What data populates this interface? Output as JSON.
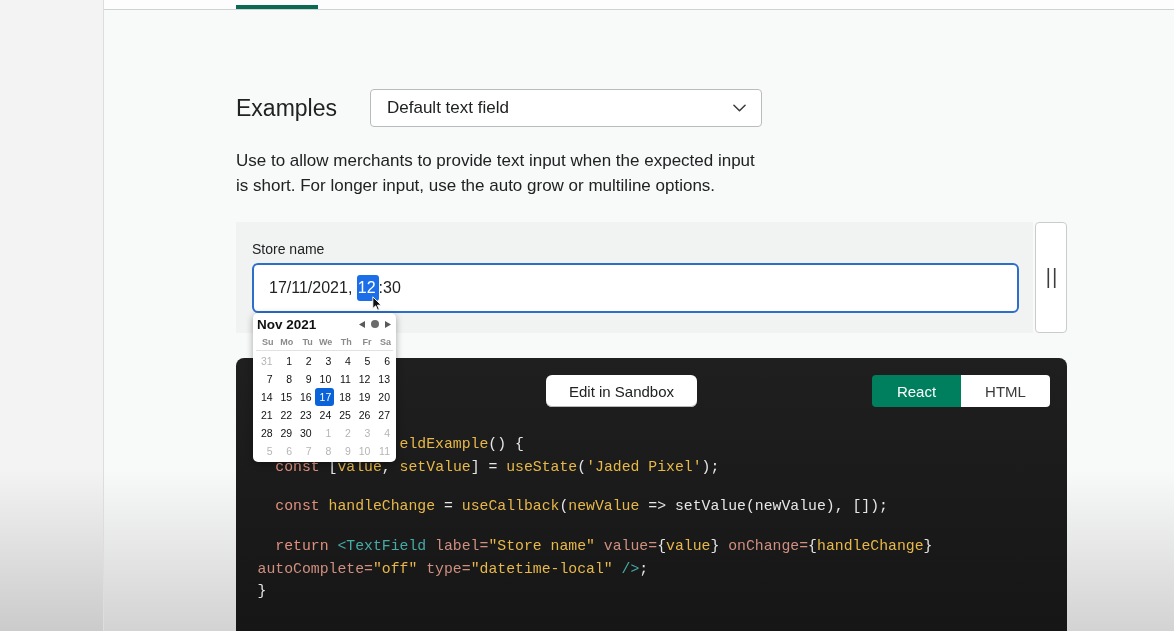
{
  "examples": {
    "heading": "Examples",
    "select": {
      "value": "Default text field"
    },
    "description": "Use to allow merchants to provide text input when the expected input is short. For longer input, use the auto grow or multiline options."
  },
  "preview": {
    "field": {
      "label": "Store name",
      "focused": true,
      "segments": [
        {
          "text": "17/11/2021, ",
          "selected": false
        },
        {
          "text": "12",
          "selected": true
        },
        {
          "text": ":30",
          "selected": false
        }
      ]
    },
    "date_picker": {
      "month": "Nov 2021",
      "weekdays": [
        "Su",
        "Mo",
        "Tu",
        "We",
        "Th",
        "Fr",
        "Sa"
      ],
      "weeks": [
        [
          {
            "day": "31",
            "other_month": true,
            "selected": false
          },
          {
            "day": "1",
            "other_month": false,
            "selected": false
          },
          {
            "day": "2",
            "other_month": false,
            "selected": false
          },
          {
            "day": "3",
            "other_month": false,
            "selected": false
          },
          {
            "day": "4",
            "other_month": false,
            "selected": false
          },
          {
            "day": "5",
            "other_month": false,
            "selected": false
          },
          {
            "day": "6",
            "other_month": false,
            "selected": false
          }
        ],
        [
          {
            "day": "7",
            "other_month": false,
            "selected": false
          },
          {
            "day": "8",
            "other_month": false,
            "selected": false
          },
          {
            "day": "9",
            "other_month": false,
            "selected": false
          },
          {
            "day": "10",
            "other_month": false,
            "selected": false
          },
          {
            "day": "11",
            "other_month": false,
            "selected": false
          },
          {
            "day": "12",
            "other_month": false,
            "selected": false
          },
          {
            "day": "13",
            "other_month": false,
            "selected": false
          }
        ],
        [
          {
            "day": "14",
            "other_month": false,
            "selected": false
          },
          {
            "day": "15",
            "other_month": false,
            "selected": false
          },
          {
            "day": "16",
            "other_month": false,
            "selected": false
          },
          {
            "day": "17",
            "other_month": false,
            "selected": true
          },
          {
            "day": "18",
            "other_month": false,
            "selected": false
          },
          {
            "day": "19",
            "other_month": false,
            "selected": false
          },
          {
            "day": "20",
            "other_month": false,
            "selected": false
          }
        ],
        [
          {
            "day": "21",
            "other_month": false,
            "selected": false
          },
          {
            "day": "22",
            "other_month": false,
            "selected": false
          },
          {
            "day": "23",
            "other_month": false,
            "selected": false
          },
          {
            "day": "24",
            "other_month": false,
            "selected": false
          },
          {
            "day": "25",
            "other_month": false,
            "selected": false
          },
          {
            "day": "26",
            "other_month": false,
            "selected": false
          },
          {
            "day": "27",
            "other_month": false,
            "selected": false
          }
        ],
        [
          {
            "day": "28",
            "other_month": false,
            "selected": false
          },
          {
            "day": "29",
            "other_month": false,
            "selected": false
          },
          {
            "day": "30",
            "other_month": false,
            "selected": false
          },
          {
            "day": "1",
            "other_month": true,
            "selected": false
          },
          {
            "day": "2",
            "other_month": true,
            "selected": false
          },
          {
            "day": "3",
            "other_month": true,
            "selected": false
          },
          {
            "day": "4",
            "other_month": true,
            "selected": false
          }
        ],
        [
          {
            "day": "5",
            "other_month": true,
            "selected": false
          },
          {
            "day": "6",
            "other_month": true,
            "selected": false
          },
          {
            "day": "7",
            "other_month": true,
            "selected": false
          },
          {
            "day": "8",
            "other_month": true,
            "selected": false
          },
          {
            "day": "9",
            "other_month": true,
            "selected": false
          },
          {
            "day": "10",
            "other_month": true,
            "selected": false
          },
          {
            "day": "11",
            "other_month": true,
            "selected": false
          }
        ]
      ]
    }
  },
  "code": {
    "sandbox_button": "Edit in Sandbox",
    "languages": [
      {
        "label": "React",
        "selected": true
      },
      {
        "label": "HTML",
        "selected": false
      }
    ],
    "blocks": [
      {
        "lines": [
          {
            "tokens": [
              {
                "text": "eldExample",
                "kind": "function"
              },
              {
                "text": "() {",
                "kind": "plain"
              }
            ]
          },
          {
            "tokens": [
              {
                "text": "  const",
                "kind": "keyword"
              },
              {
                "text": " [",
                "kind": "plain"
              },
              {
                "text": "value",
                "kind": "function"
              },
              {
                "text": ", ",
                "kind": "plain"
              },
              {
                "text": "setValue",
                "kind": "function"
              },
              {
                "text": "] = ",
                "kind": "plain"
              },
              {
                "text": "useState",
                "kind": "function"
              },
              {
                "text": "(",
                "kind": "plain"
              },
              {
                "text": "'Jaded Pixel'",
                "kind": "string"
              },
              {
                "text": ");",
                "kind": "plain"
              }
            ]
          }
        ]
      },
      {
        "lines": [
          {
            "tokens": [
              {
                "text": "  const ",
                "kind": "keyword"
              },
              {
                "text": "handleChange",
                "kind": "function"
              },
              {
                "text": " = ",
                "kind": "plain"
              },
              {
                "text": "useCallback",
                "kind": "function"
              },
              {
                "text": "(",
                "kind": "plain"
              },
              {
                "text": "newValue",
                "kind": "function"
              },
              {
                "text": " => setValue(newValue), []);",
                "kind": "plain"
              }
            ]
          }
        ]
      },
      {
        "lines": [
          {
            "tokens": [
              {
                "text": "  return ",
                "kind": "keyword"
              },
              {
                "text": "<TextField",
                "kind": "tag"
              },
              {
                "text": " label=",
                "kind": "attr"
              },
              {
                "text": "\"Store name\"",
                "kind": "string"
              },
              {
                "text": " value=",
                "kind": "attr"
              },
              {
                "text": "{",
                "kind": "plain"
              },
              {
                "text": "value",
                "kind": "function"
              },
              {
                "text": "}",
                "kind": "plain"
              },
              {
                "text": " onChange=",
                "kind": "attr"
              },
              {
                "text": "{",
                "kind": "plain"
              },
              {
                "text": "handleChange",
                "kind": "function"
              },
              {
                "text": "}",
                "kind": "plain"
              }
            ]
          },
          {
            "tokens": [
              {
                "text": "autoComplete=",
                "kind": "attr"
              },
              {
                "text": "\"off\"",
                "kind": "string"
              },
              {
                "text": " type=",
                "kind": "attr"
              },
              {
                "text": "\"datetime-local\"",
                "kind": "string"
              },
              {
                "text": " />",
                "kind": "tag"
              },
              {
                "text": ";",
                "kind": "plain"
              }
            ]
          },
          {
            "tokens": [
              {
                "text": "}",
                "kind": "plain"
              }
            ]
          }
        ]
      }
    ]
  }
}
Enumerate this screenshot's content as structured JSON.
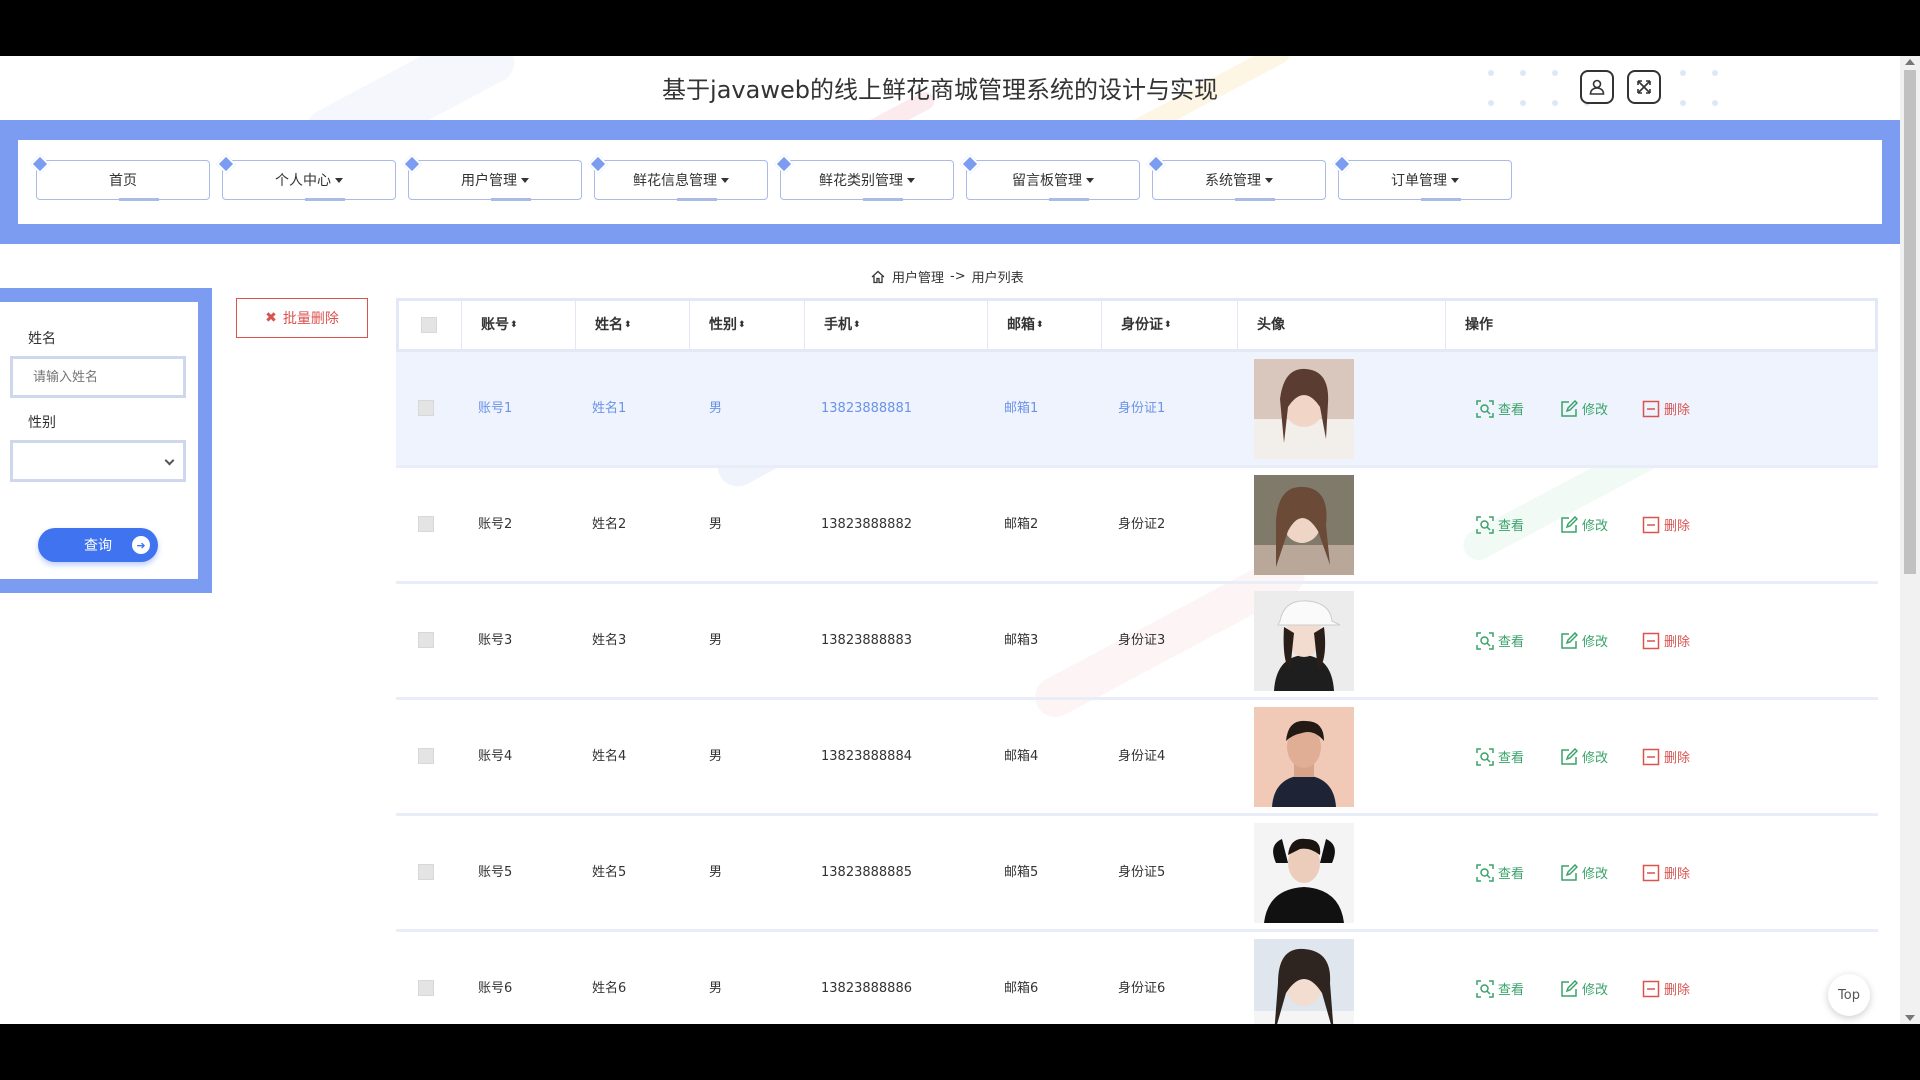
{
  "header": {
    "title": "基于javaweb的线上鲜花商城管理系统的设计与实现",
    "user_icon": "user-icon",
    "fullscreen_icon": "fullscreen-icon"
  },
  "nav": {
    "items": [
      {
        "label": "首页",
        "dropdown": false
      },
      {
        "label": "个人中心",
        "dropdown": true
      },
      {
        "label": "用户管理",
        "dropdown": true
      },
      {
        "label": "鲜花信息管理",
        "dropdown": true
      },
      {
        "label": "鲜花类别管理",
        "dropdown": true
      },
      {
        "label": "留言板管理",
        "dropdown": true
      },
      {
        "label": "系统管理",
        "dropdown": true
      },
      {
        "label": "订单管理",
        "dropdown": true
      }
    ]
  },
  "breadcrumb": {
    "home_icon": "home-icon",
    "parent": "用户管理",
    "separator": "->",
    "current": "用户列表"
  },
  "search": {
    "name_label": "姓名",
    "name_placeholder": "请输入姓名",
    "gender_label": "性别",
    "gender_value": "",
    "query_label": "查询"
  },
  "toolbar": {
    "batch_delete_label": "批量删除"
  },
  "table": {
    "columns": [
      "账号",
      "姓名",
      "性别",
      "手机",
      "邮箱",
      "身份证",
      "头像",
      "操作"
    ],
    "sortable": [
      "账号",
      "姓名",
      "性别",
      "手机",
      "邮箱",
      "身份证"
    ],
    "actions": {
      "view": "查看",
      "edit": "修改",
      "delete": "删除"
    },
    "rows": [
      {
        "account": "账号1",
        "name": "姓名1",
        "gender": "男",
        "phone": "13823888881",
        "email": "邮箱1",
        "idcard": "身份证1"
      },
      {
        "account": "账号2",
        "name": "姓名2",
        "gender": "男",
        "phone": "13823888882",
        "email": "邮箱2",
        "idcard": "身份证2"
      },
      {
        "account": "账号3",
        "name": "姓名3",
        "gender": "男",
        "phone": "13823888883",
        "email": "邮箱3",
        "idcard": "身份证3"
      },
      {
        "account": "账号4",
        "name": "姓名4",
        "gender": "男",
        "phone": "13823888884",
        "email": "邮箱4",
        "idcard": "身份证4"
      },
      {
        "account": "账号5",
        "name": "姓名5",
        "gender": "男",
        "phone": "13823888885",
        "email": "邮箱5",
        "idcard": "身份证5"
      },
      {
        "account": "账号6",
        "name": "姓名6",
        "gender": "男",
        "phone": "13823888886",
        "email": "邮箱6",
        "idcard": "身份证6"
      }
    ]
  },
  "back_to_top": "Top",
  "colors": {
    "accent": "#7b9cf0",
    "primary_button": "#3f73f0",
    "action_green": "#3aa36a",
    "action_red": "#d9534f",
    "highlight_row": "#eef3fd"
  }
}
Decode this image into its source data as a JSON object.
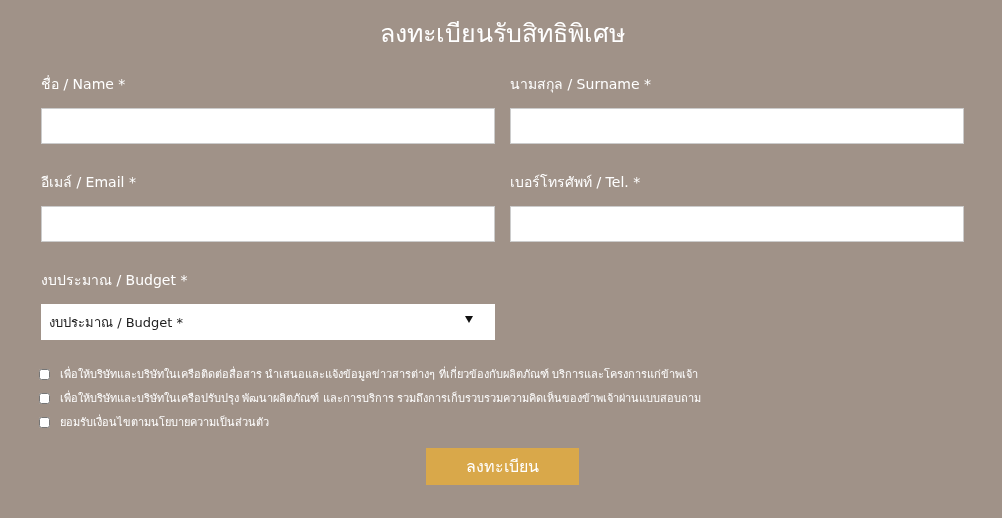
{
  "title": "ลงทะเบียนรับสิทธิพิเศษ",
  "fields": [
    {
      "label": "ชื่อ / Name *"
    },
    {
      "label": "นามสกุล / Surname *"
    },
    {
      "label": "อีเมล์ / Email *"
    },
    {
      "label": "เบอร์โทรศัพท์ / Tel. *"
    }
  ],
  "budget": {
    "label": "งบประมาณ / Budget *",
    "value": "งบประมาณ / Budget *"
  },
  "consents": [
    {
      "text": "เพื่อให้บริษัทและบริษัทในเครือติดต่อสื่อสาร นำเสนอและแจ้งข้อมูลข่าวสารต่างๆ ที่เกี่ยวข้องกับผลิตภัณฑ์ บริการและโครงการแก่ข้าพเจ้า",
      "checked": false
    },
    {
      "text": "เพื่อให้บริษัทและบริษัทในเครือปรับปรุง พัฒนาผลิตภัณฑ์ และการบริการ รวมถึงการเก็บรวบรวมความคิดเห็นของข้าพเจ้าผ่านแบบสอบถาม",
      "checked": false
    },
    {
      "text": "ยอมรับเงื่อนไขตามนโยบายความเป็นส่วนตัว",
      "checked": false
    }
  ],
  "submit": "ลงทะเบียน"
}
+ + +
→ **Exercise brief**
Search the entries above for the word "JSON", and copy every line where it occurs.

→ **Answer box**
What data populates this interface? Output as JSON.
Enumerate this screenshot's content as structured JSON.
Decode this image into its source data as a JSON object.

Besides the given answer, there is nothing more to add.